We swim back the way we came, occasionally stopping to follow a fish, or play with a crab. When we’re at 15 feet, we change the direction of our dive, swimming parallel to shore so we can do our safety stop. Yes, visibility isn’t great but staying in one place isn’t either. As long as we stay at 15 feet we’ll be fine. When my watch beeps to let me know I’ve off-gassed enough of the nitrogen I’ve built up during my dive, I give my buddy a thumbs up to ascend. He does the same and we head slowly for the surface. I focus on longer exhalations out and keep an eye on my watch which tracks the speed of my ascent. I really don’t like it when it shouts at me for ascending too fast, and I don’t fancy getting any sort of decompression injury, so I obey it.

Our heads breach the surface and we inflate our BCDs so we’re floating. The future and the past return instantly, as does the longing to descend again. For now, I’ll need at least an hour before I can dive again. A surface interval to ensure that all that nitrogen leaves my system.

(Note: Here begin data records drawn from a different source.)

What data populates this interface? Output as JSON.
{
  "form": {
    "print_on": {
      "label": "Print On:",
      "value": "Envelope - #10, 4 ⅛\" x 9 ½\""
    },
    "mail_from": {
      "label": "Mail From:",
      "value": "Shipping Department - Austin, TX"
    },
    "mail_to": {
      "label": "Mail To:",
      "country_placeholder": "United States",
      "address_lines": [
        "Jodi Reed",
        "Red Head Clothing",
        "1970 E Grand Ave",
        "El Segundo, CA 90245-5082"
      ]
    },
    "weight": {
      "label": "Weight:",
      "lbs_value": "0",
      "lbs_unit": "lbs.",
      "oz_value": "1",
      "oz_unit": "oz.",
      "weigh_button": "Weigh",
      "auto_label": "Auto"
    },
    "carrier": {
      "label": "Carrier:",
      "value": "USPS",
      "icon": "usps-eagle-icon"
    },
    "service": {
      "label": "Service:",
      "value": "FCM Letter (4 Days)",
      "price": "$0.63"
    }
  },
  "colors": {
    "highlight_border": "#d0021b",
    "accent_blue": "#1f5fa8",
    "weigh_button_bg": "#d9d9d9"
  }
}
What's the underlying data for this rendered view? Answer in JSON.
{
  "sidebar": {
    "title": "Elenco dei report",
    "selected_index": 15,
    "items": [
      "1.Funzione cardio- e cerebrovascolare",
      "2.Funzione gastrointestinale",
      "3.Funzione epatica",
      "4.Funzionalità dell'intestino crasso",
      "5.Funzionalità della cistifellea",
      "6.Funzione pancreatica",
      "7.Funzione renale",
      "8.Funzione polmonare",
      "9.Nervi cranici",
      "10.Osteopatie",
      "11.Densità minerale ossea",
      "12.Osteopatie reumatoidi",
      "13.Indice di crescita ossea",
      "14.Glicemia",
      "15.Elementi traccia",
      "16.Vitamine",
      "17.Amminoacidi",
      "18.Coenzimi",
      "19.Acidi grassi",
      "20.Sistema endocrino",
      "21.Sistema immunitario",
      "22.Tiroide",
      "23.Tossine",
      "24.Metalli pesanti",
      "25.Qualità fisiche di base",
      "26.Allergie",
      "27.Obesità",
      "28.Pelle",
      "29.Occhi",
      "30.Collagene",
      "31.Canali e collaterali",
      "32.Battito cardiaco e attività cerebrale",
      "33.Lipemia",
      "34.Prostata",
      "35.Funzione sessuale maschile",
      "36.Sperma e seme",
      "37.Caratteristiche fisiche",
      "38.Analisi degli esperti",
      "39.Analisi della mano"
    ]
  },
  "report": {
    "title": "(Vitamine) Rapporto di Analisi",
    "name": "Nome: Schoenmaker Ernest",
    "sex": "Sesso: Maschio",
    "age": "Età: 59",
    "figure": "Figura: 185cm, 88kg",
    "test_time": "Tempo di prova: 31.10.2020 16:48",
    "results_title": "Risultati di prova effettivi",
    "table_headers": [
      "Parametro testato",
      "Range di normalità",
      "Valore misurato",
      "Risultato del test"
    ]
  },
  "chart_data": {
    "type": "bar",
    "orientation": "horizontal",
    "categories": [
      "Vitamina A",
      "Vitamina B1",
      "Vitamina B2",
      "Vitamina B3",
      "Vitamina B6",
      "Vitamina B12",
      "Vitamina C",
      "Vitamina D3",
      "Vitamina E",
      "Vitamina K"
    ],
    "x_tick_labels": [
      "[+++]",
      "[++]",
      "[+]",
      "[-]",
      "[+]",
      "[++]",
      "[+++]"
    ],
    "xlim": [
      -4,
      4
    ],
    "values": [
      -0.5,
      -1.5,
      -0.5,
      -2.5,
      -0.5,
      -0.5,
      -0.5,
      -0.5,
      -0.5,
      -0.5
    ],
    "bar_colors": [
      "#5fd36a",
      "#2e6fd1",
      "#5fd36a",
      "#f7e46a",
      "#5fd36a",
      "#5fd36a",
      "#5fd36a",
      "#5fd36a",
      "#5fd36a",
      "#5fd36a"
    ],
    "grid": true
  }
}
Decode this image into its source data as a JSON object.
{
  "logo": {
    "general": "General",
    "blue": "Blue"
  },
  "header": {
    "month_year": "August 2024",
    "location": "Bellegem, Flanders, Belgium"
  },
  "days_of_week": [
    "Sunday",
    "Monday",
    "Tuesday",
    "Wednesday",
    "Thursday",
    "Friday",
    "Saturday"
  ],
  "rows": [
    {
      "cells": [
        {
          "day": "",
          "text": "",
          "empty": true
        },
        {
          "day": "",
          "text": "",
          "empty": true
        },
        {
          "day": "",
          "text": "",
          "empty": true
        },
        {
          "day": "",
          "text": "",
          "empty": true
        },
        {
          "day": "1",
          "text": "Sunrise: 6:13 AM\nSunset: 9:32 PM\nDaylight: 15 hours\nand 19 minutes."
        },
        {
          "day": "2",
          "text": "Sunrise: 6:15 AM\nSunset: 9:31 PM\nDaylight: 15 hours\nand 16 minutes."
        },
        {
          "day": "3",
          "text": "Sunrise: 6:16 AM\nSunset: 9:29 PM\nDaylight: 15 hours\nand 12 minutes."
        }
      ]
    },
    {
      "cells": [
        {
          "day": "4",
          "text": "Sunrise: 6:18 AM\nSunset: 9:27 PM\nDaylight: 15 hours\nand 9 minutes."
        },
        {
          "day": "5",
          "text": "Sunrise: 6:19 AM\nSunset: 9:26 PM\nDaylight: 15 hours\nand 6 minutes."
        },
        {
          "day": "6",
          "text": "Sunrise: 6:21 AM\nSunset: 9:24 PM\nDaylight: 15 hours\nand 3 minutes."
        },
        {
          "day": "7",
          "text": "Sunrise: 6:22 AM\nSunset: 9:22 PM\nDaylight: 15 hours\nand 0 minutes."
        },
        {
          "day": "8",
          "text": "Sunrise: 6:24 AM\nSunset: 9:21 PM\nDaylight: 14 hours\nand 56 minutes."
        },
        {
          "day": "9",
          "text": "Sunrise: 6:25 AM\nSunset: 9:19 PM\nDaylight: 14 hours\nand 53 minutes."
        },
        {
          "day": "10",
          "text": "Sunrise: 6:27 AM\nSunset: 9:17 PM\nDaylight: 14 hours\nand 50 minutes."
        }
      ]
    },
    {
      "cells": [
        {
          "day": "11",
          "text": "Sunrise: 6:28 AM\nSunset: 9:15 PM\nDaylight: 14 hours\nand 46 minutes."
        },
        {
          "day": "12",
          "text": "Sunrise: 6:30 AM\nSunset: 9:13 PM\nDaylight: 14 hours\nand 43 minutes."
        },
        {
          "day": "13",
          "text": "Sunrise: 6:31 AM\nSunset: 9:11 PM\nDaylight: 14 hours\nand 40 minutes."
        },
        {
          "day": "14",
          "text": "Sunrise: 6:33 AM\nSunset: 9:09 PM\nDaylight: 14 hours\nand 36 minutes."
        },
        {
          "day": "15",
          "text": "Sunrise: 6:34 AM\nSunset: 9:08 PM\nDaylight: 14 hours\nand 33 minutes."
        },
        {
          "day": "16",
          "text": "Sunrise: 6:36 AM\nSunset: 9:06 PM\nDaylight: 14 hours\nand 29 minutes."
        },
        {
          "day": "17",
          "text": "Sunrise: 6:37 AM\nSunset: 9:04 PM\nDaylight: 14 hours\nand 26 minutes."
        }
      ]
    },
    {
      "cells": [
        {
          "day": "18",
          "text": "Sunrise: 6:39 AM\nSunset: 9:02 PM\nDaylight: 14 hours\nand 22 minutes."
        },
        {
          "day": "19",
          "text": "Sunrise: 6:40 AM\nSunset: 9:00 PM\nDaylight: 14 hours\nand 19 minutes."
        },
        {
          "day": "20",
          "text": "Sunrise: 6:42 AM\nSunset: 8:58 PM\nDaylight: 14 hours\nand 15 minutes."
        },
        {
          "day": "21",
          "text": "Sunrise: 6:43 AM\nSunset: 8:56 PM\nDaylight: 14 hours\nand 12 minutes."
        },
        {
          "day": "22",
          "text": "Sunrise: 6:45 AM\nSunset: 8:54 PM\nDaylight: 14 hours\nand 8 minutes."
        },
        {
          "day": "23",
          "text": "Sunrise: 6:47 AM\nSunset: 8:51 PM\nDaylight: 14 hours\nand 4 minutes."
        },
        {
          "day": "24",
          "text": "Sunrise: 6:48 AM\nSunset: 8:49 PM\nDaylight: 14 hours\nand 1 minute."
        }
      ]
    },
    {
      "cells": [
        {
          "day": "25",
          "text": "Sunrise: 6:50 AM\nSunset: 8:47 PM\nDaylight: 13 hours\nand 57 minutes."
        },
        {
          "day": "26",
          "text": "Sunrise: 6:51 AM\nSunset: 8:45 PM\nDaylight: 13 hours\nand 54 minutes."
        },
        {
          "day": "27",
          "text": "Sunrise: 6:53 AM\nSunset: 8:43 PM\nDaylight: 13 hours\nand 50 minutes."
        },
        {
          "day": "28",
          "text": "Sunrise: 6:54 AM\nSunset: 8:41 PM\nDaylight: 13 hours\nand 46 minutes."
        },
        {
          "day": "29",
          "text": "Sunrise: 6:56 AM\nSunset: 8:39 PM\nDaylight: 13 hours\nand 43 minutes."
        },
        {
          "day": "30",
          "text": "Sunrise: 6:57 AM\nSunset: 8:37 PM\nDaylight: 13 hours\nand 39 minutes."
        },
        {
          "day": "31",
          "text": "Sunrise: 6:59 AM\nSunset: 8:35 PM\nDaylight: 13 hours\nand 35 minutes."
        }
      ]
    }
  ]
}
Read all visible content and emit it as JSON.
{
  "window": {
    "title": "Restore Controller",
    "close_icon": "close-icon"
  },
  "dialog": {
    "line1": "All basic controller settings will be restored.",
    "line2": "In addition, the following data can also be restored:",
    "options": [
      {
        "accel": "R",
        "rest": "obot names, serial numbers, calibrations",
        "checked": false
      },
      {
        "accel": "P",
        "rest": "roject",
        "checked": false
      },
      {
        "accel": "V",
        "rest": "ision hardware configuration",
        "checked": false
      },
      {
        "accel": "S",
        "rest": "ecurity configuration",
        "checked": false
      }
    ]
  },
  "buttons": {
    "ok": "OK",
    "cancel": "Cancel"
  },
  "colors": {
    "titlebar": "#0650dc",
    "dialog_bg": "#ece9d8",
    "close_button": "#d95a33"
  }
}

Although there are many risks associated with diving a rebreather (a closed-circuit system), I can see the appeal: longer dive times, quieter dives. I can only imagine what this would feel like. One day. For now, this is enough.

I’ve wanted to write about scuba diving for quite some time now. In fact, I’ve had a couple of friends actually asking me to write about it. My hesitation has only related to the difficulty I feel it will take to convey the feeling. What order of words will do it all justice?

You may notice above that much of what I relate during a dive is about the equipment, breathing and air management. That’s because this is what diving entails. Monitoring all of your equipment and enjoying that sense of presence. To me this is the definition of Zen. Above water mediation? Yeah right. It’s nothing on diving.

Because the underwater world opens up a new universe of senses and experiences it is easy to become obsessed, even addicted to the sport. Comparing this activity to trying a mind-altering drug for the first time simply does not do it justice. You wouldn’t compare an LSD trip to space travel, would you? Well, that’s true of scuba diving too.

It’s hardly a surprise that so many non scuba divers are fascinated by scuba diving and indeed, what you see scuba diving. After all, the feeling of being in, breathing and exploring the underwater world is one that many have never and may never get to experience.

In the time I’ve been diving—about 7 months—I have experienced a range of emotions. But, the one that keeps me coming back, week after week, is also the one that defies being bound into a single word. It’s the feeling of losing time.

When you dive, the past and the future vanish. There is only the present. Something about being in an environment so wholly different than the one we are used to living in entirely takes away surface worries.

I don’t say this as though it’s just a personal experience, it is an experience I know many, if not all of my fellow divers have. Even when I have been at my most anxious, with a bit of concentration on calming my breathing, that immersive experience is all-encompassing.

Another of the incredible things about knowing how to scuba dive (and owning a dry suit) is that you will never again look at a body of water the same way. The heebie jeebie feeling I wrote about on my personal blog? Well that’s something that disappears when you start diving. Today, I look at bodies of water and find myself wondering, “can I dive that? What’s the viz like?”

Written by Candice Landau
I'm a PADI Scuba Diving Instructor, a lover of marine life and all efforts related to marine conservation, a tech diver and a member of various scuba organizations in the Pacific Northwest. I write articles related to diving and spend my non-diving time writing and providing digital marketing services to nonprofits and businesses.